▸ Aim of the task: Where a record contains an image, leave the image out and print the rest exactly.

Segment Start: The input

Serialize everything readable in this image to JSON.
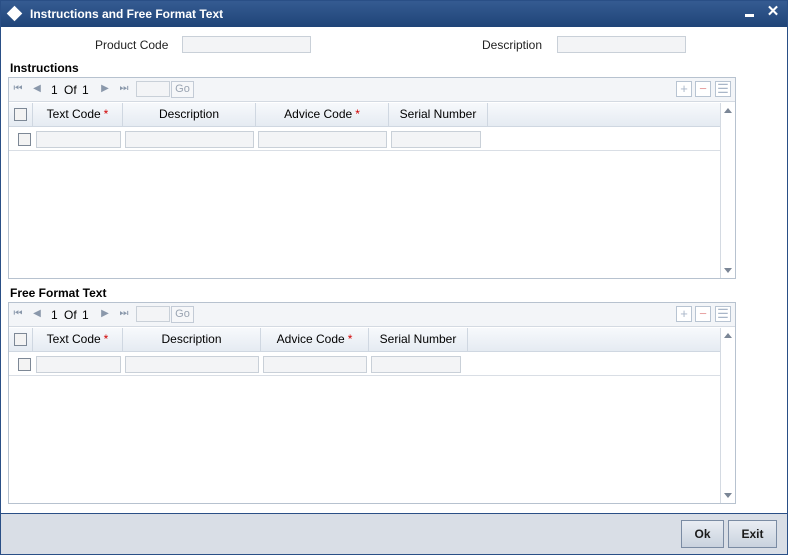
{
  "window": {
    "title": "Instructions and Free Format Text",
    "minimize_icon": "minimize-icon",
    "close_symbol": "✕"
  },
  "form": {
    "product_code_label": "Product Code",
    "product_code_value": "",
    "description_label": "Description",
    "description_value": ""
  },
  "instructions": {
    "title": "Instructions",
    "pager": {
      "page": "1",
      "of_label": "Of",
      "total": "1",
      "go_label": "Go",
      "page_input": ""
    },
    "columns": [
      "Text Code",
      "Description",
      "Advice Code",
      "Serial Number"
    ],
    "required_mark": "*",
    "rows": [
      {
        "text_code": "",
        "description": "",
        "advice_code": "",
        "serial_number": ""
      }
    ]
  },
  "free_format": {
    "title": "Free Format Text",
    "pager": {
      "page": "1",
      "of_label": "Of",
      "total": "1",
      "go_label": "Go",
      "page_input": ""
    },
    "columns": [
      "Text Code",
      "Description",
      "Advice Code",
      "Serial Number"
    ],
    "required_mark": "*",
    "rows": [
      {
        "text_code": "",
        "description": "",
        "advice_code": "",
        "serial_number": ""
      }
    ]
  },
  "footer": {
    "ok_label": "Ok",
    "exit_label": "Exit"
  },
  "colors": {
    "titlebar": "#1f4478",
    "required": "#d00000",
    "footer": "#d9dee6"
  }
}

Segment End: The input

▸ Task result:
Serialize everything readable in this image to JSON.
{
  "window": {
    "title": "Instructions and Free Format Text",
    "minimize_icon": "minimize-icon",
    "close_symbol": "✕"
  },
  "form": {
    "product_code_label": "Product Code",
    "product_code_value": "",
    "description_label": "Description",
    "description_value": ""
  },
  "instructions": {
    "title": "Instructions",
    "pager": {
      "page": "1",
      "of_label": "Of",
      "total": "1",
      "go_label": "Go",
      "page_input": ""
    },
    "columns": [
      "Text Code",
      "Description",
      "Advice Code",
      "Serial Number"
    ],
    "required_mark": "*",
    "rows": [
      {
        "text_code": "",
        "description": "",
        "advice_code": "",
        "serial_number": ""
      }
    ]
  },
  "free_format": {
    "title": "Free Format Text",
    "pager": {
      "page": "1",
      "of_label": "Of",
      "total": "1",
      "go_label": "Go",
      "page_input": ""
    },
    "columns": [
      "Text Code",
      "Description",
      "Advice Code",
      "Serial Number"
    ],
    "required_mark": "*",
    "rows": [
      {
        "text_code": "",
        "description": "",
        "advice_code": "",
        "serial_number": ""
      }
    ]
  },
  "footer": {
    "ok_label": "Ok",
    "exit_label": "Exit"
  },
  "colors": {
    "titlebar": "#1f4478",
    "required": "#d00000",
    "footer": "#d9dee6"
  }
}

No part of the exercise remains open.